But to detectives, one thing in the note stood out in particular: the spelling of antifreeze. The writer had spelled it “antifree” — the same way that Stacey Castor had pronounced the word during her interrogation.
The Trial And Conviction Of ‘Black Widow’ Stacey Castor
That same day, police arrested Stacey Castor. In February 2009, a jury convicted her of second-degree murder of David Castor, attempted murder of her daughter, and forging David Castor’s will.

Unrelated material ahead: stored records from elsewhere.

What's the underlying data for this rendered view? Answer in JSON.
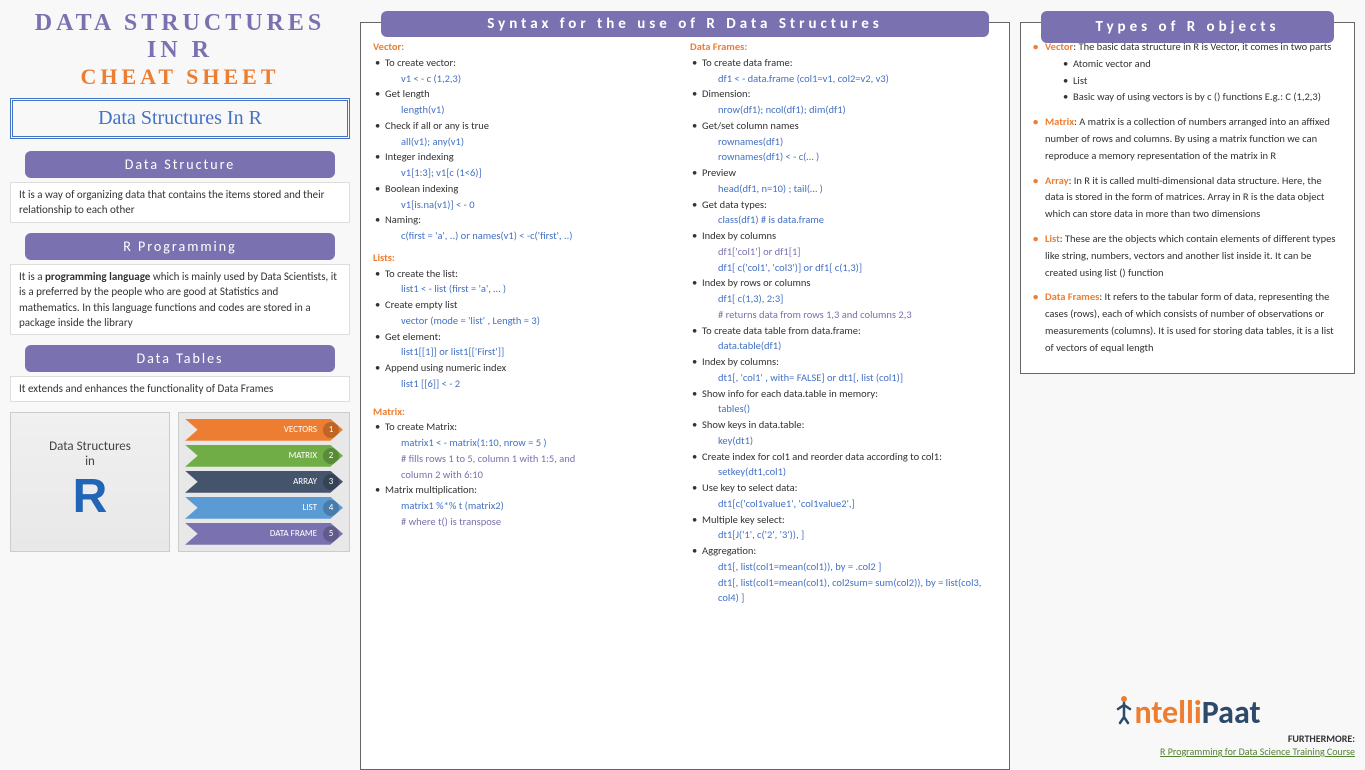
{
  "title": {
    "line1": "DATA STRUCTURES",
    "line2": "IN R",
    "line3": "CHEAT SHEET"
  },
  "subtitle": "Data Structures In R",
  "left_sections": {
    "ds": {
      "header": "Data Structure",
      "text": "It is a way of organizing data that contains the items stored and their relationship to each other"
    },
    "rp": {
      "header": "R Programming",
      "text_pre": "It is a ",
      "text_bold": "programming language",
      "text_post": " which is mainly used by Data Scientists, it is a preferred by the people who are good at Statistics and mathematics. In this language functions and codes are stored in a package inside the library"
    },
    "dt": {
      "header": "Data Tables",
      "text": "It extends and enhances the functionality of Data Frames"
    }
  },
  "diagram": {
    "title_l1": "Data Structures",
    "title_l2": "in",
    "items": [
      "VECTORS",
      "MATRIX",
      "ARRAY",
      "LIST",
      "DATA FRAME"
    ]
  },
  "syntax": {
    "banner": "Syntax for the use of R Data Structures",
    "vector": {
      "title": "Vector:",
      "create": "To create vector:",
      "create_code": "v1 < - c (1,2,3)",
      "length": "Get length",
      "length_code": "length(v1)",
      "check": "Check if all or any is true",
      "check_code": "all(v1); any(v1)",
      "intidx": "Integer indexing",
      "intidx_code": "v1[1:3]; v1[c (1<6)]",
      "boolidx": "Boolean indexing",
      "boolidx_code": "v1[is.na(v1)] < - 0",
      "naming": "Naming:",
      "naming_code": "c(first = 'a', ..) or names(v1) < -c('first', ..)"
    },
    "lists": {
      "title": "Lists:",
      "create": "To create the list:",
      "create_code": "list1 < - list (first = 'a', … )",
      "empty": "Create empty list",
      "empty_code": "vector (mode = 'list' , Length = 3)",
      "get": "Get element:",
      "get_code": "list1[[1]] or list1[['First']]",
      "append": "Append using numeric index",
      "append_code": "list1 [[6]] < - 2"
    },
    "matrix": {
      "title": "Matrix:",
      "create": "To create Matrix:",
      "create_code": "matrix1 < - matrix(1:10, nrow = 5 )",
      "create_note1": "# fills rows 1 to 5, column 1 with 1:5, and",
      "create_note2": "column 2 with 6:10",
      "mult": "Matrix multiplication:",
      "mult_code": "matrix1 %*% t (matrix2)",
      "mult_note": "# where t() is transpose"
    },
    "df": {
      "title": "Data Frames:",
      "create": "To create data frame:",
      "create_code": "df1 < - data.frame (col1=v1, col2=v2, v3)",
      "dim": "Dimension:",
      "dim_code": "nrow(df1); ncol(df1); dim(df1)",
      "cols": "Get/set column names",
      "cols_code1": "rownames(df1)",
      "cols_code2": "rownames(df1) < - c(… )",
      "preview": "Preview",
      "preview_code": "head(df1, n=10) ; tail(… )",
      "types": "Get data types:",
      "types_code": "class(df1) # is data.frame",
      "idxcol": "Index by columns",
      "idxcol_note": "df1['col1'] or df1[1]",
      "idxcol_code": "df1[ c('col1', 'col3')] or df1[ c(1,3)]",
      "idxrc": "Index by rows or columns",
      "idxrc_code": "df1[ c(1,3), 2:3]",
      "idxrc_note": "# returns data from rows 1,3 and columns 2,3",
      "dt": "To create data table from data.frame:",
      "dt_code": "data.table(df1)",
      "idxcol2": "Index by columns:",
      "idxcol2_code": "dt1[, 'col1' , with= FALSE] or dt1[, list (col1)]",
      "showinfo": "Show info for each data.table in memory:",
      "showinfo_code": "tables()",
      "showkeys": "Show keys in data.table:",
      "showkeys_code": "key(dt1)",
      "createidx": "Create index for col1 and reorder data according to col1:",
      "createidx_code": "setkey(dt1,col1)",
      "usekey": "Use key to select data:",
      "usekey_code": "dt1[c('col1value1', 'col1value2',]",
      "multikey": "Multiple key select:",
      "multikey_code": "dt1[J('1', c('2', '3')), ]",
      "agg": "Aggregation:",
      "agg_code1": "dt1[, list(col1=mean(col1)), by = .col2 ]",
      "agg_code2": "dt1[, list(col1=mean(col1), col2sum= sum(col2)), by = list(col3, col4) ]"
    }
  },
  "types": {
    "banner": "Types of R objects",
    "vector": {
      "name": "Vector",
      "text": ": The basic data structure in R is Vector, it comes in two parts",
      "sub1": "Atomic vector and",
      "sub2": "List",
      "sub3": "Basic way of using vectors is by c () functions E.g.: C (1,2,3)"
    },
    "matrix": {
      "name": "Matrix",
      "text": ": A matrix is a collection of numbers arranged into an affixed number of rows and columns. By using a matrix function we can reproduce a memory representation of the matrix in R"
    },
    "array": {
      "name": "Array",
      "text": ": In R it is called multi-dimensional data structure. Here, the data is stored in the form of matrices. Array in R is the data object which can store data in more than two dimensions"
    },
    "list": {
      "name": "List",
      "text": ": These are the objects which contain elements of different types like string, numbers, vectors and another list inside it. It can be created using list () function"
    },
    "df": {
      "name": "Data Frames",
      "text": ": It refers to the tabular form of data, representing the cases (rows), each of which consists of number of observations or measurements (columns). It is used for storing data tables, it is a list of vectors of equal length"
    }
  },
  "footer": {
    "logo_part1": "ntelli",
    "logo_part2": "Paat",
    "furthermore": "FURTHERMORE:",
    "course": "R Programming for Data Science Training Course"
  }
}
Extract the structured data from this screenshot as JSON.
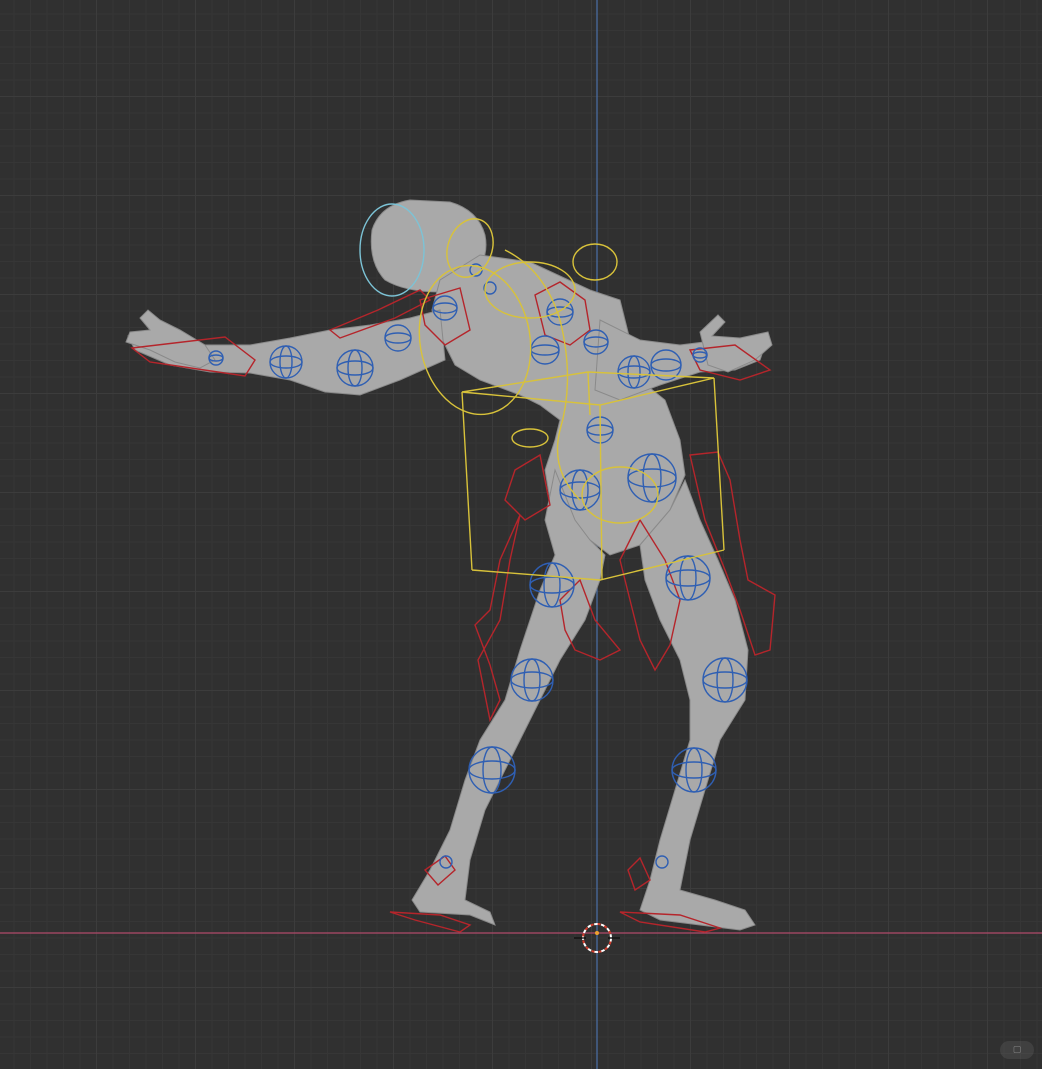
{
  "viewport": {
    "background_color": "#303030",
    "grid_major_color": "#3c3c3c",
    "grid_minor_color": "#363636",
    "axis_z_color": "#4a6fa8",
    "axis_x_color": "#b04a6a"
  },
  "rig": {
    "mesh_color": "#a9a9a9",
    "ik_controls_color": "#b5252b",
    "fk_controls_color": "#2f5fb3",
    "torso_controls_color": "#d8c23a",
    "head_control_color": "#7cc3d6"
  },
  "cursor": {
    "name": "3d-cursor-icon",
    "colors": [
      "#ffffff",
      "#d23c2c"
    ]
  },
  "watermark": {
    "logo": "xiaohongshu-logo"
  }
}
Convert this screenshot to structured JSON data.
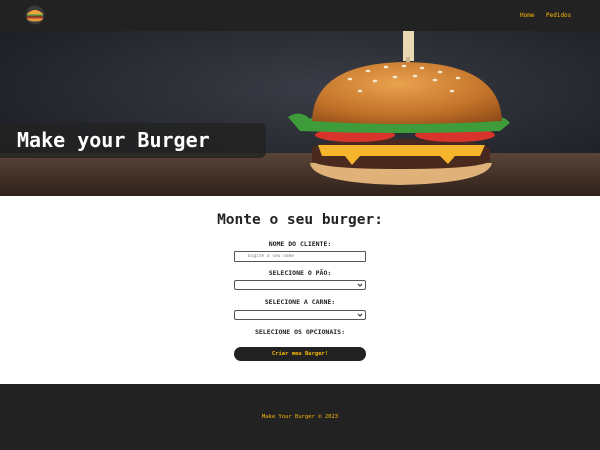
{
  "navbar": {
    "logo": {
      "icon": "burger-logo-icon"
    },
    "links": [
      {
        "label": "Home"
      },
      {
        "label": "Pedidos"
      }
    ]
  },
  "banner": {
    "title": "Make your Burger",
    "image": "burger-photo"
  },
  "form": {
    "title": "Monte o seu burger:",
    "name_label": "Nome do cliente:",
    "name_placeholder": "Digite o seu nome",
    "name_value": "",
    "bread_label": "Selecione o pão:",
    "bread_value": "",
    "meat_label": "Selecione a carne:",
    "meat_value": "",
    "options_label": "Selecione os opcionais:",
    "submit_label": "Criar meu Burger!"
  },
  "footer": {
    "text": "Make Your Burger © 2023"
  },
  "colors": {
    "dark": "#222222",
    "accent": "#fcba03",
    "background": "#ffffff"
  }
}
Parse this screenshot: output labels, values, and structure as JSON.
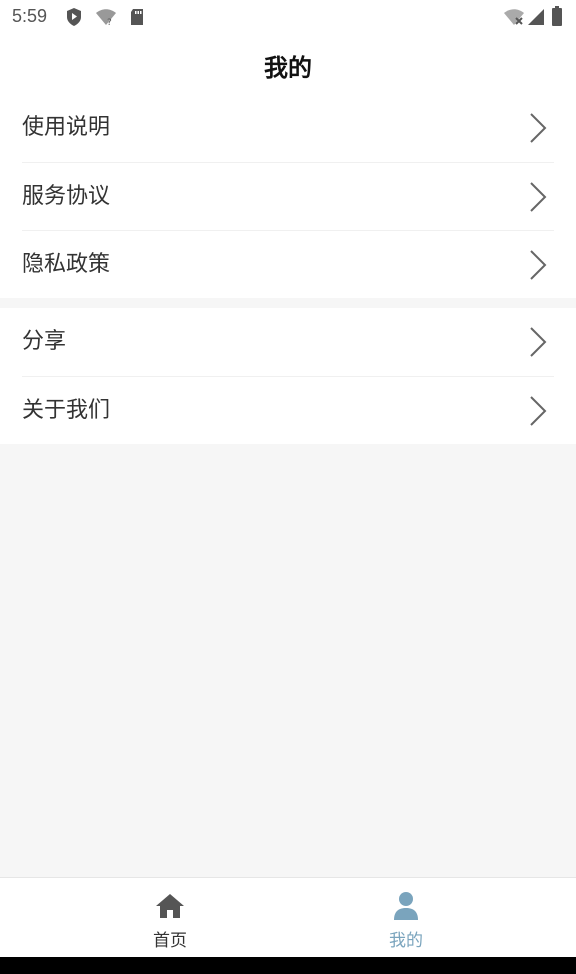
{
  "status_bar": {
    "time": "5:59"
  },
  "header": {
    "title": "我的"
  },
  "menu": {
    "group1": [
      {
        "label": "使用说明"
      },
      {
        "label": "服务协议"
      },
      {
        "label": "隐私政策"
      }
    ],
    "group2": [
      {
        "label": "分享"
      },
      {
        "label": "关于我们"
      }
    ]
  },
  "tabbar": {
    "tabs": [
      {
        "label": "首页",
        "icon": "home-icon",
        "active": false
      },
      {
        "label": "我的",
        "icon": "user-icon",
        "active": true
      }
    ],
    "active_color": "#7aa4bd",
    "inactive_color": "#555555"
  }
}
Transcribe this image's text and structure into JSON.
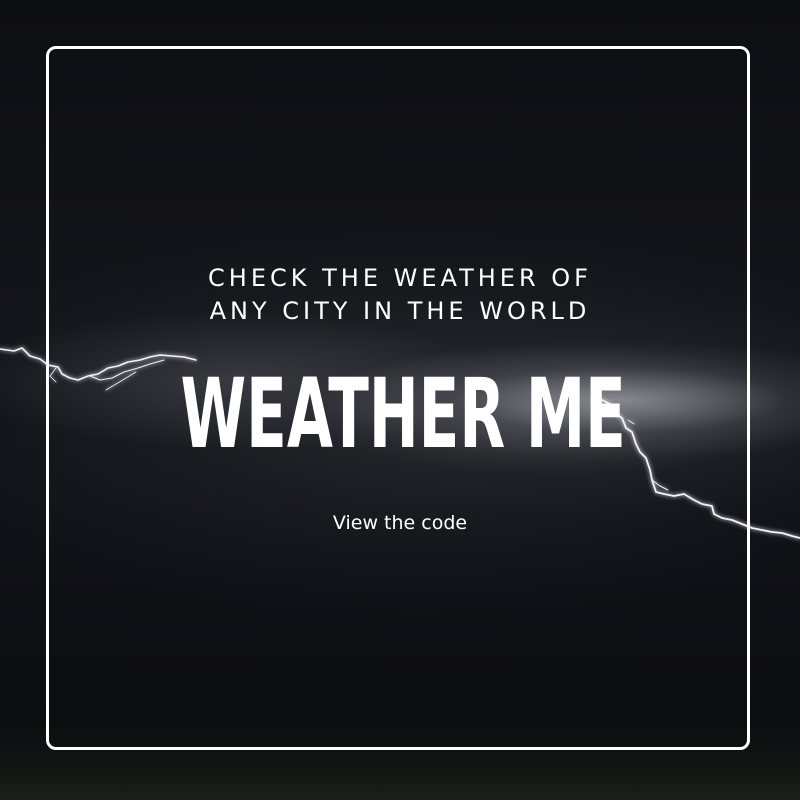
{
  "tagline": {
    "line1": "CHECK THE WEATHER OF",
    "line2": "ANY CITY IN THE WORLD"
  },
  "title": "WEATHER ME",
  "link": {
    "label": "View the code"
  },
  "colors": {
    "background": "#0c0d11",
    "text": "#ffffff",
    "frame": "#ffffff",
    "lightning": "#f4f2ff"
  }
}
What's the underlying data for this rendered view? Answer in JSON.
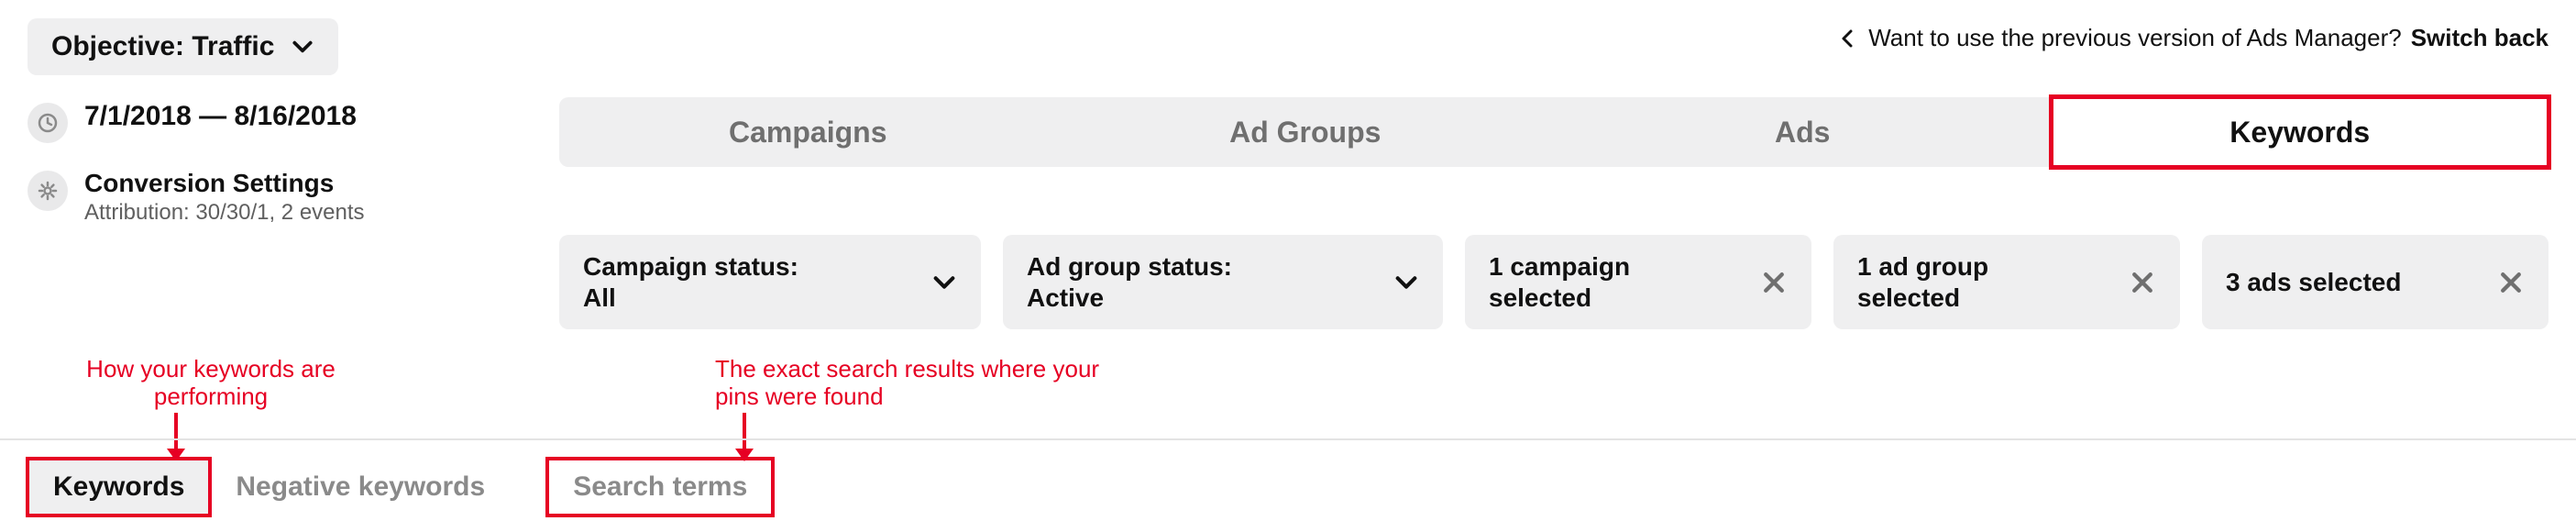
{
  "sidebar": {
    "objective_label": "Objective: Traffic",
    "date_range": "7/1/2018 — 8/16/2018",
    "conversion_title": "Conversion Settings",
    "conversion_sub": "Attribution: 30/30/1, 2 events"
  },
  "switch_back": {
    "question": "Want to use the previous version of Ads Manager?",
    "link": "Switch back"
  },
  "tabs": {
    "campaigns": "Campaigns",
    "ad_groups": "Ad Groups",
    "ads": "Ads",
    "keywords": "Keywords"
  },
  "filters": {
    "campaign_status": {
      "label": "Campaign status:",
      "value": "All"
    },
    "ad_group_status": {
      "label": "Ad group status:",
      "value": "Active"
    },
    "sel_campaign": "1 campaign selected",
    "sel_ad_group": "1 ad group selected",
    "sel_ads": "3 ads selected"
  },
  "subtabs": {
    "keywords": "Keywords",
    "negative": "Negative keywords",
    "search_terms": "Search terms"
  },
  "annotations": {
    "keywords_perf": "How your keywords are performing",
    "search_terms": "The exact search results where your pins were found"
  }
}
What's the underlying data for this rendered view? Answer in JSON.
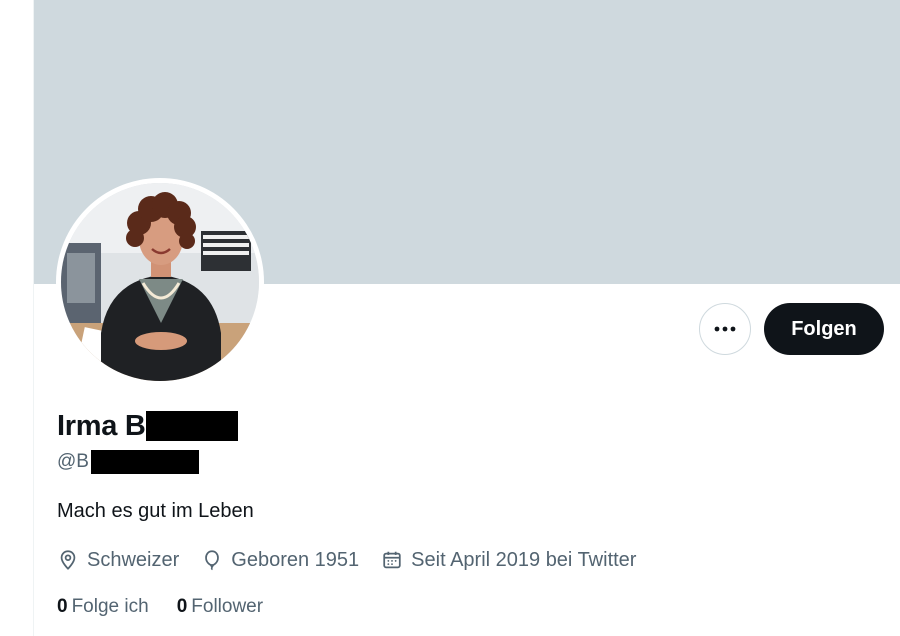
{
  "profile": {
    "display_name_visible": "Irma B",
    "handle_visible": "@B",
    "bio": "Mach es gut im Leben",
    "location": "Schweizer",
    "birth": "Geboren 1951",
    "joined": "Seit April 2019 bei Twitter",
    "following_count": "0",
    "following_label": "Folge ich",
    "followers_count": "0",
    "followers_label": "Follower"
  },
  "actions": {
    "follow_label": "Folgen",
    "more_icon": "more-dots-icon"
  },
  "colors": {
    "banner": "#cfd9de",
    "text_primary": "#0f1419",
    "text_secondary": "#536471",
    "button_dark": "#0f1419"
  }
}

Prosecutors had plenty of evidence. They had Castor’s fingerprints on the glass of antifreeze in David Castor’s bedroom, the turkey baster with traces of antifreeze in the trash can, and proof that she had written various drafts of Ashley’s “suicide note” on her home computer.
Not to mention — both her husbands had died of antifreeze poisoning.
But as the media clamored around the sensational trial — calling Castor the “Black Widow” — at least one person refused to believe that Stacey Castor had killed her husbands. Castor’s mother believes that Ashley Wallace is the true killer.
“Ashley had ample time,” Eaton said, although Ashley Wallace was just 11 when her father died. “Ample opportunity.”
Stacey Castor, too, maintained her innocence. “I did not kill Michael Wallace, I did not kill David Castor, and I did not try to kill my daughter, period,” she said in 2009. “And I will never say that I did, ever.”
Stacey died without ever admitting to killing either of her husbands. In 2016, she had a heart attack in jail. Castor never saw either of her daughters ever again.
“She was my best friend, too,” Ashley Wallace said of Stacey Castor. “She was. And then she took that all away.”
“I would have done anything for her, but she decided she wanted to kill me instead.”
After reading about Stacey Castor, discover the stories of two other women accused of murdering their husbands. Belle Gunness killed two of her husbands, as well as dozens of suitors. And Nannie Doss, the “Giggling Granny,” spent decades murdering husbands and relatives.